Thanks to the folks at Great Day Washington for this interview, which aired on December 24th.
Here is a link to some of the most unusual and innovative Christmas “trees” I have ever seen.
Every family creates and maintains their own Christmas Eve traditions. If your family hasn’t already settled on your Christmas Eve observances, or is looking for some new ones, here are some favorites compiled by IMom.
Thank you to Rachel Nania at WTOP for an enjoyable interview last week, and for this article on the WTOP website.
Happy Hanukkah. Here are some suggestions for celebrating Hanukkah with children of different ages (under 5, 5 and up, and tweens).
If you have ever scraped your knuckles while hand-grating potatoes for latkes, or found yourself getting tired of peeling endless potatoes, you might want to try this new recipe for latkes using frozen hash browns, courtesy of the Washington Post’s Bonnie Benwick.
Watch some of these UTube a capella versions of holiday songs that are both melodic and interesting as voices only sing the melodies, harmonize and provide rhythm.
Typically, Christmas is represented by the colors red and green, and Hanukkah by blue and white, while silver and gold are the colors that celebrate the festive holiday season. Consider how your family’s home can incorporate all these colors – a fragrant evergreen wreath or tree, holly berries, a blue and white tablecloth, lights of all four colors, a shiny menorah – are just some of the ways that your home can showcase both Christmas and Hanukkah colors. You may also want to purchase or make some Christmas or Hanukkah table decorations that you use each year at the holiday’s family meals and invite children to draw pictures that use all the colors of the season.
Choose a location in your home that creates a meaningful background for you. Decide whether your family is going to wear the same type of clothing, such as pajamas or dressy clothes, or not, and plan to take the photo in the same location with the family members standing or sitting in the same places every holiday. You may also want to designate a particular wall in your home where you showcase each year’s framed photo. Watch how each family member grows and changes over the years. These photos are likely to become family treasures.

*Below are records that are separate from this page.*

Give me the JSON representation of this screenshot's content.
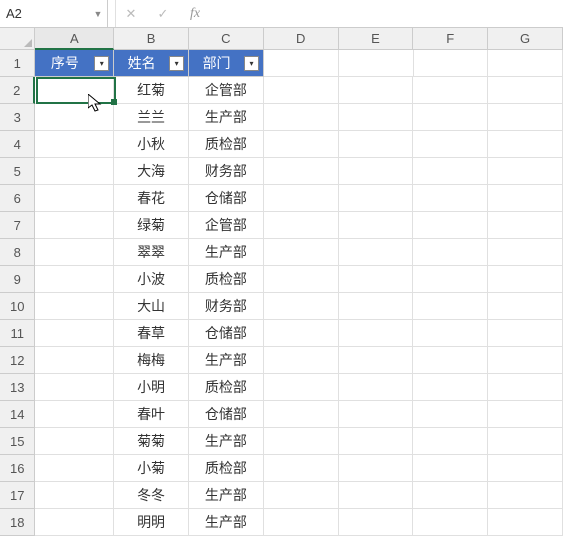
{
  "name_box": "A2",
  "formula_input": "",
  "col_labels": [
    "A",
    "B",
    "C",
    "D",
    "E",
    "F",
    "G"
  ],
  "row_labels": [
    "1",
    "2",
    "3",
    "4",
    "5",
    "6",
    "7",
    "8",
    "9",
    "10",
    "11",
    "12",
    "13",
    "14",
    "15",
    "16",
    "17",
    "18"
  ],
  "active_col": "A",
  "active_row": 2,
  "headers": {
    "a": "序号",
    "b": "姓名",
    "c": "部门"
  },
  "rows": [
    {
      "b": "红菊",
      "c": "企管部"
    },
    {
      "b": "兰兰",
      "c": "生产部"
    },
    {
      "b": "小秋",
      "c": "质检部"
    },
    {
      "b": "大海",
      "c": "财务部"
    },
    {
      "b": "春花",
      "c": "仓储部"
    },
    {
      "b": "绿菊",
      "c": "企管部"
    },
    {
      "b": "翠翠",
      "c": "生产部"
    },
    {
      "b": "小波",
      "c": "质检部"
    },
    {
      "b": "大山",
      "c": "财务部"
    },
    {
      "b": "春草",
      "c": "仓储部"
    },
    {
      "b": "梅梅",
      "c": "生产部"
    },
    {
      "b": "小明",
      "c": "质检部"
    },
    {
      "b": "春叶",
      "c": "仓储部"
    },
    {
      "b": "菊菊",
      "c": "生产部"
    },
    {
      "b": "小菊",
      "c": "质检部"
    },
    {
      "b": "冬冬",
      "c": "生产部"
    },
    {
      "b": "明明",
      "c": "生产部"
    }
  ],
  "chart_data": {
    "type": "table",
    "title": "",
    "columns": [
      "序号",
      "姓名",
      "部门"
    ],
    "rows": [
      [
        "",
        "红菊",
        "企管部"
      ],
      [
        "",
        "兰兰",
        "生产部"
      ],
      [
        "",
        "小秋",
        "质检部"
      ],
      [
        "",
        "大海",
        "财务部"
      ],
      [
        "",
        "春花",
        "仓储部"
      ],
      [
        "",
        "绿菊",
        "企管部"
      ],
      [
        "",
        "翠翠",
        "生产部"
      ],
      [
        "",
        "小波",
        "质检部"
      ],
      [
        "",
        "大山",
        "财务部"
      ],
      [
        "",
        "春草",
        "仓储部"
      ],
      [
        "",
        "梅梅",
        "生产部"
      ],
      [
        "",
        "小明",
        "质检部"
      ],
      [
        "",
        "春叶",
        "仓储部"
      ],
      [
        "",
        "菊菊",
        "生产部"
      ],
      [
        "",
        "小菊",
        "质检部"
      ],
      [
        "",
        "冬冬",
        "生产部"
      ],
      [
        "",
        "明明",
        "生产部"
      ]
    ]
  }
}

For families that celebrate both Christmas and Hanukkah, Parents magazine has some suggestions for melding the holidays through food:
- Skip the yams alongside your Christmas turkey, and serve up potato pancakes (latkes) instead. Hanukkah is the one time of year when we’re encouraged to eat foods fried in lots of oil!
- Make star-shaped cookies with the kids, which will honor both the Jewish Star of David and the guiding star that led the wise men to Bethlehem. Decorate them with blue, silver, red, and green icing.
- Hanukkah is also sufganiyot season—time to devour these yummy round, fried, jam-filled, powdered-sugar dusted doughnuts! Or, you may want to bake up a hybrid version this year: Eggnog doughnuts!
- Combine many seasonal colors by adapting this recipe for Glitter Ball Cookies, adding green, red, and gold sprinkles, too.